Work request:
In the records that follow, find each line containing "title" and copy it.

Exercise input:
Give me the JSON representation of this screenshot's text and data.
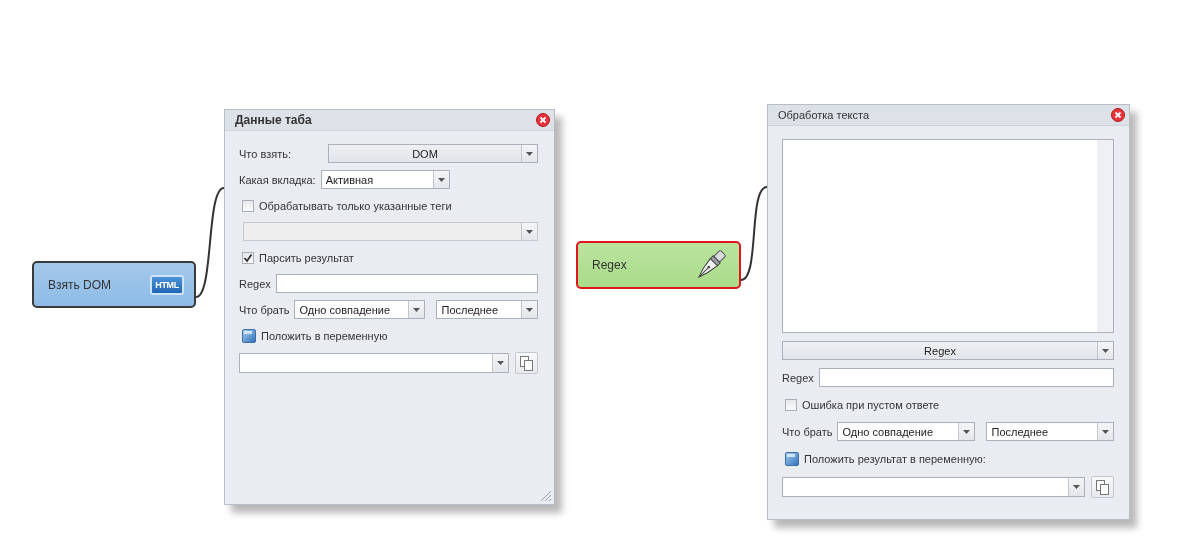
{
  "nodes": [
    {
      "label": "Взять DOM",
      "kind": "html",
      "badge": "HTML",
      "color": "#8dbbe6",
      "selected": false
    },
    {
      "label": "Regex",
      "kind": "pen",
      "color": "#a9dc88",
      "selected": true
    }
  ],
  "panels": [
    {
      "title": "Данные таба",
      "active": true,
      "resizable": true,
      "fields": [
        {
          "kind": "mode-select",
          "label": "Что взять:",
          "value": "DOM"
        },
        {
          "kind": "select",
          "label": "Какая вкладка:",
          "value": "Активная"
        },
        {
          "kind": "checkbox",
          "label": "Обрабатывать только указанные теги",
          "checked": false
        },
        {
          "kind": "tag-select",
          "disabled": true
        },
        {
          "kind": "checkbox",
          "label": "Парсить результат",
          "checked": true
        },
        {
          "kind": "input",
          "label": "Regex"
        },
        {
          "kind": "two-selects",
          "label": "Что брать",
          "values": [
            "Одно совпадение",
            "Последнее"
          ]
        },
        {
          "kind": "variable",
          "label": "Положить в переменную"
        },
        {
          "kind": "variable-combo"
        }
      ]
    },
    {
      "title": "Обработка текста",
      "active": false,
      "resizable": false,
      "fields": [
        {
          "kind": "text-area"
        },
        {
          "kind": "mode-select",
          "value": "Regex"
        },
        {
          "kind": "input",
          "label": "Regex"
        },
        {
          "kind": "checkbox",
          "label": "Ошибка при пустом ответе",
          "checked": false
        },
        {
          "kind": "two-selects",
          "label": "Что брать",
          "values": [
            "Одно совпадение",
            "Последнее"
          ]
        },
        {
          "kind": "variable",
          "label": "Положить результат в переменную:"
        },
        {
          "kind": "variable-combo"
        }
      ]
    }
  ]
}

Exercise response:
      "title": "Данные таба",
      "title": "Обработка текста",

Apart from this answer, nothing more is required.